The Benefits of Migration

Strategically speaking, .NET Core is the future of .NET development – and this is especially important with cloud-based and decoupled applications. .NET Core is designed to better facilitate Cross-Platform Deployments, Microservices Architectures, Containers, and High-performance and scalable systems[1]. This push toward interoperability will help your organization to leverage your existing .NET implementations, while using more cloud-native architectures and approaches.

Financially speaking, removing the Windows Server licensing dependency from your .NET applications as you migrate them to .NET Core will help you to immediately realize cost savings, as most open source hosting platforms do not have licensing dependencies.

Migrating your code from .NET to .NET Core is not a cut and paste adventure, and requires that your application dependencies be properly met, and that everything contained within is compatible with the .NET Core Framework.

How to Migrate: Not Just Cut and Paste

Migration of applications, along with many other components in your infrastructure, is a complex process that must consider many factors. Deployment type, deployment sizing, deployment scalability all play a key part in this process, and one of the first opportunities for cost savings is using Linux-based hosting platforms to take advantage of open-source software licenses.

The biggest part of .NET application upgrades to .NET Core upgrades has just gotten a little bit easier, at least on Amazon’s Web Services (AWS). AWS announced July 1 the availability of their Porting Assistant for .NET, which will analyze your current .NET applications, outline compatibility of the .NET Core framework for the application, and determine if the tool can help you lift and shift your application’s framework. If your application is compatible with the .NET Core framework, the Porting Assistant will walk you through upgrading your application to .NET Core, and migrate the workload to your AWS environment, for further development, testing or production (but please, do not migrate untested workloads to production – unless you are hoping to spend more time and money to fix it while it is running).[2]  If your product is not ready to lift and shift directly onto AWS, the Porting Assistant will outline the current deficiencies to help you modify the application environment to complete the conversion to .NET core.

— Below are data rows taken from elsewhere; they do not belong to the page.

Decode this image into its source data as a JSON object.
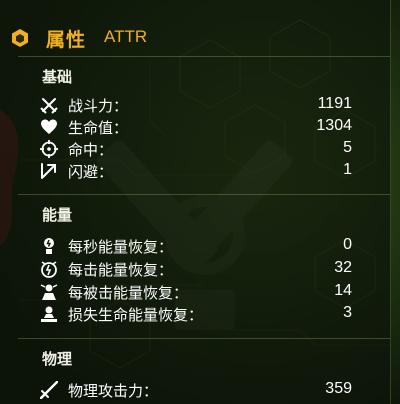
{
  "header": {
    "title": "属性",
    "subtitle": "ATTR",
    "icon": "hexagon-attr-icon"
  },
  "colors": {
    "accent": "#f2b01e",
    "text": "#ffffff",
    "background": "#0b1408"
  },
  "sections": [
    {
      "title": "基础",
      "rows": [
        {
          "icon": "crossed-swords-icon",
          "label": "战斗力：",
          "value": "1191"
        },
        {
          "icon": "heart-icon",
          "label": "生命值：",
          "value": "1304"
        },
        {
          "icon": "crosshair-icon",
          "label": "命中：",
          "value": "5"
        },
        {
          "icon": "dodge-arrow-icon",
          "label": "闪避：",
          "value": "1"
        }
      ]
    },
    {
      "title": "能量",
      "rows": [
        {
          "icon": "energy-per-second-icon",
          "label": "每秒能量恢复：",
          "value": "0"
        },
        {
          "icon": "energy-per-hit-icon",
          "label": "每击能量恢复：",
          "value": "32"
        },
        {
          "icon": "energy-when-hit-icon",
          "label": "每被击能量恢复：",
          "value": "14"
        },
        {
          "icon": "energy-hp-loss-icon",
          "label": "损失生命能量恢复：",
          "value": "3"
        }
      ]
    },
    {
      "title": "物理",
      "rows": [
        {
          "icon": "sword-icon",
          "label": "物理攻击力：",
          "value": "359"
        }
      ]
    }
  ]
}
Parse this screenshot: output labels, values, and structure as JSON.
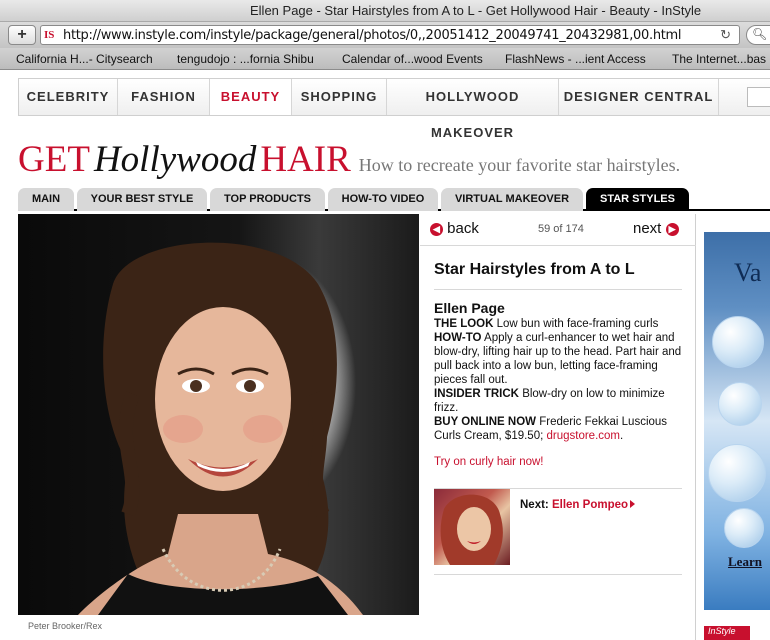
{
  "browser": {
    "title": "Ellen Page - Star Hairstyles from A to L - Get Hollywood Hair - Beauty - InStyle",
    "url": "http://www.instyle.com/instyle/package/general/photos/0,,20051412_20049741_20432981,00.html",
    "favicon": "IS",
    "add_label": "+",
    "bookmarks": [
      "California H...- Citysearch",
      "tengudojo : ...fornia Shibu",
      "Calendar of...wood Events",
      "FlashNews - ...ient Access",
      "The Internet...bas"
    ]
  },
  "nav": {
    "items": [
      "CELEBRITY",
      "FASHION",
      "BEAUTY",
      "SHOPPING",
      "HOLLYWOOD MAKEOVER",
      "DESIGNER CENTRAL"
    ],
    "active": "BEAUTY"
  },
  "header": {
    "get": "GET",
    "hollywood": "Hollywood",
    "hair": "HAIR",
    "subtitle": "How to recreate your favorite star hairstyles."
  },
  "tabs": {
    "items": [
      "MAIN",
      "YOUR BEST STYLE",
      "TOP PRODUCTS",
      "HOW-TO VIDEO",
      "VIRTUAL MAKEOVER",
      "STAR STYLES"
    ],
    "active": "STAR STYLES"
  },
  "photo": {
    "credit": "Peter Brooker/Rex"
  },
  "gallery": {
    "back_label": "back",
    "next_label": "next",
    "counter": "59 of 174",
    "title": "Star Hairstyles from A to L",
    "celebrity": "Ellen Page",
    "look_label": "THE LOOK",
    "look_text": "Low bun with face-framing curls",
    "howto_label": "HOW-TO",
    "howto_text": "Apply a curl-enhancer to wet hair and blow-dry, lifting hair up to the head. Part hair and pull back into a low bun, letting face-framing pieces fall out.",
    "trick_label": "INSIDER TRICK",
    "trick_text": "Blow-dry on low to minimize frizz.",
    "buy_label": "BUY ONLINE NOW",
    "buy_text": "Frederic Fekkai Luscious Curls Cream, $19.50;",
    "buy_link": "drugstore.com",
    "buy_end": ".",
    "try_link": "Try on curly hair now!",
    "next_prefix": "Next:",
    "next_name": "Ellen Pompeo"
  },
  "ad": {
    "heading": "Va",
    "learn": "Learn",
    "footer_logo": "InStyle"
  },
  "colors": {
    "accent": "#c8102e",
    "active_tab": "#000000"
  }
}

The AWS Porting Assistant for .NET is free to use and available for download now. Go ahead and test your applications compatibility now, and discover if your organization can benefit from this faster on-ramp to the cloud.

Need Help?

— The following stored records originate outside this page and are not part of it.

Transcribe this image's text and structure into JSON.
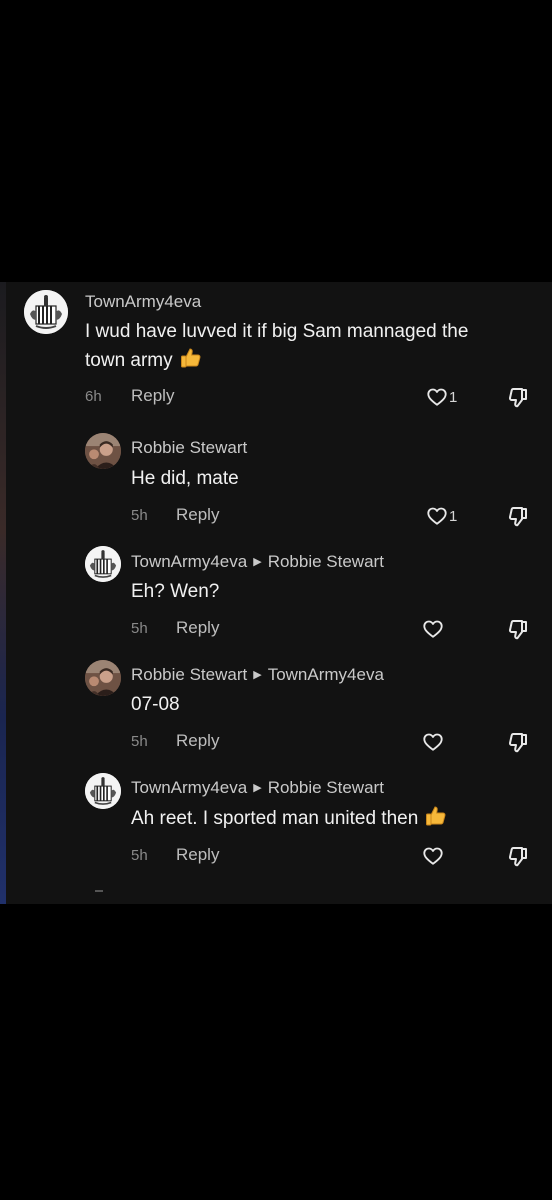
{
  "comments": [
    {
      "username": "TownArmy4eva",
      "reply_to": "",
      "text_line1": "I wud have luvved it if big Sam mannaged the",
      "text_line2": "town army",
      "time": "6h",
      "reply_label": "Reply",
      "likes": "1",
      "avatar": "newcastle-crest",
      "emoji": "thumbs-up"
    },
    {
      "username": "Robbie Stewart",
      "reply_to": "",
      "text_line1": "He did, mate",
      "time": "5h",
      "reply_label": "Reply",
      "likes": "1",
      "avatar": "person-photo"
    },
    {
      "username": "TownArmy4eva",
      "reply_to": "Robbie Stewart",
      "text_line1": "Eh? Wen?",
      "time": "5h",
      "reply_label": "Reply",
      "likes": "",
      "avatar": "newcastle-crest"
    },
    {
      "username": "Robbie Stewart",
      "reply_to": "TownArmy4eva",
      "text_line1": "07-08",
      "time": "5h",
      "reply_label": "Reply",
      "likes": "",
      "avatar": "person-photo"
    },
    {
      "username": "TownArmy4eva",
      "reply_to": "Robbie Stewart",
      "text_line1": "Ah reet. I sported man united then",
      "time": "5h",
      "reply_label": "Reply",
      "likes": "",
      "avatar": "newcastle-crest",
      "emoji": "thumbs-up"
    }
  ],
  "colors": {
    "background": "#000000",
    "panel": "#121212",
    "text": "#f1f1f1",
    "muted": "#8a8a8a"
  }
}
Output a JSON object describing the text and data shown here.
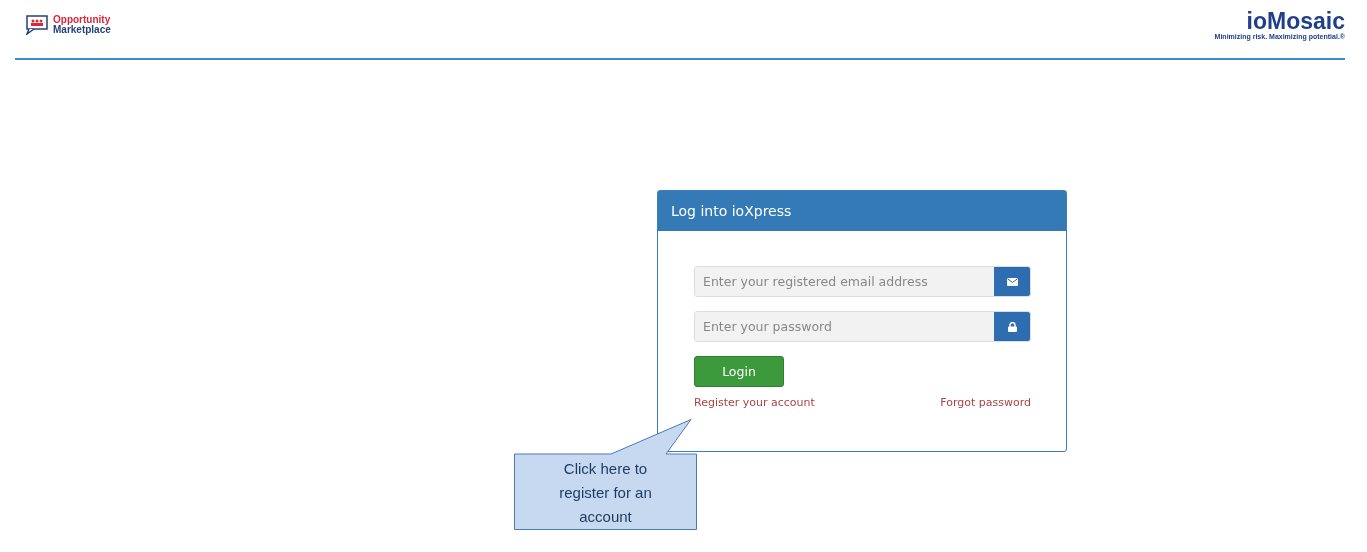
{
  "header": {
    "brand": {
      "line_1": "Opportunity",
      "line_2": "Marketplace"
    },
    "partner_logo": {
      "name": "ioMosaic",
      "tagline": "Minimizing risk. Maximizing potential.®"
    }
  },
  "login_panel": {
    "title": "Log into ioXpress",
    "fields": [
      {
        "kind": "email",
        "placeholder": "Enter your registered email address"
      },
      {
        "kind": "password",
        "placeholder": "Enter your password"
      }
    ],
    "login_button": "Login",
    "register_link": "Register your account",
    "forgot_link": "Forgot password"
  },
  "callout": {
    "text": "Click here to register for an account"
  }
}
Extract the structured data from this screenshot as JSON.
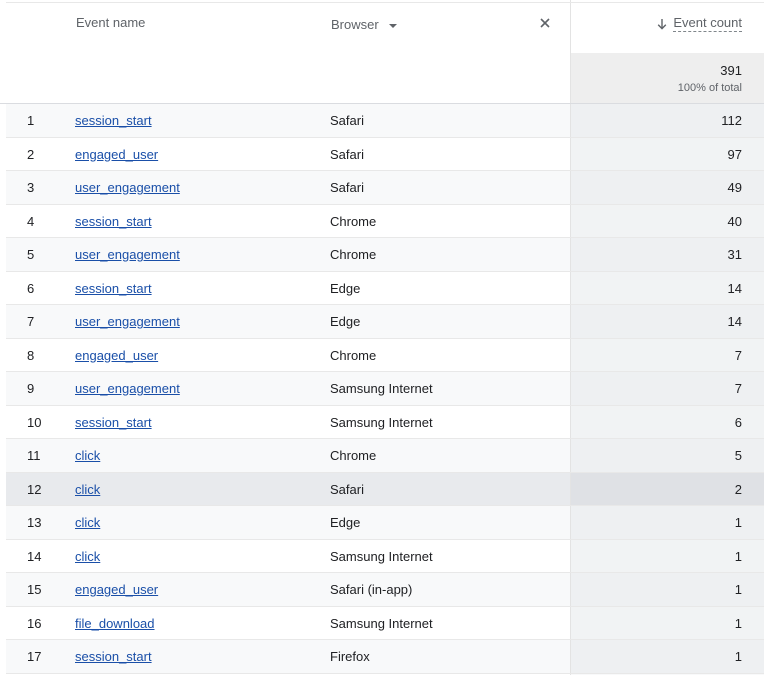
{
  "header": {
    "event_name": "Event name",
    "browser": "Browser",
    "event_count": "Event count"
  },
  "totals": {
    "value": "391",
    "percent": "100% of total"
  },
  "rows": [
    {
      "index": "1",
      "event": "session_start",
      "browser": "Safari",
      "count": "112"
    },
    {
      "index": "2",
      "event": "engaged_user",
      "browser": "Safari",
      "count": "97"
    },
    {
      "index": "3",
      "event": "user_engagement",
      "browser": "Safari",
      "count": "49"
    },
    {
      "index": "4",
      "event": "session_start",
      "browser": "Chrome",
      "count": "40"
    },
    {
      "index": "5",
      "event": "user_engagement",
      "browser": "Chrome",
      "count": "31"
    },
    {
      "index": "6",
      "event": "session_start",
      "browser": "Edge",
      "count": "14"
    },
    {
      "index": "7",
      "event": "user_engagement",
      "browser": "Edge",
      "count": "14"
    },
    {
      "index": "8",
      "event": "engaged_user",
      "browser": "Chrome",
      "count": "7"
    },
    {
      "index": "9",
      "event": "user_engagement",
      "browser": "Samsung Internet",
      "count": "7"
    },
    {
      "index": "10",
      "event": "session_start",
      "browser": "Samsung Internet",
      "count": "6"
    },
    {
      "index": "11",
      "event": "click",
      "browser": "Chrome",
      "count": "5"
    },
    {
      "index": "12",
      "event": "click",
      "browser": "Safari",
      "count": "2"
    },
    {
      "index": "13",
      "event": "click",
      "browser": "Edge",
      "count": "1"
    },
    {
      "index": "14",
      "event": "click",
      "browser": "Samsung Internet",
      "count": "1"
    },
    {
      "index": "15",
      "event": "engaged_user",
      "browser": "Safari (in-app)",
      "count": "1"
    },
    {
      "index": "16",
      "event": "file_download",
      "browser": "Samsung Internet",
      "count": "1"
    },
    {
      "index": "17",
      "event": "session_start",
      "browser": "Firefox",
      "count": "1"
    }
  ],
  "colors": {
    "link": "#1a4fa8",
    "highlight_row": "#e8eaed"
  },
  "icons": {
    "sort": "arrow-down-icon",
    "remove": "close-icon",
    "dropdown": "caret-down-icon"
  }
}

  • Your .NET application strategy is multi-layered
  • You are looking to migrate these legacy applications to the cloud
  • You want the most cost efficient approach toward application decoupling and cloud migrations
  • You're ready to learn how to re-architect these workflows

A first step is to reach out. Our cloud team is effectively positioned to assist you with any, or all, of your migration project.


[1] “Choose between .NET Core and .NET Framework for Server Apps.” Choose between .NET Core and .NET Framework for Server Apps | Microsoft Docs, Microsoft, 28 Apr. 2020, docs.microsoft.com/en-us/dotnet/standard/choosing-core-framework-server.

[2] Roberts, Steve. “Announcing the Porting Assistant for .NET.” AWS News Blog, Amazon Web Services, 1 July 2020, aws.amazon.com/blogs/aws/announcing-the-porting-assistant-for-net/.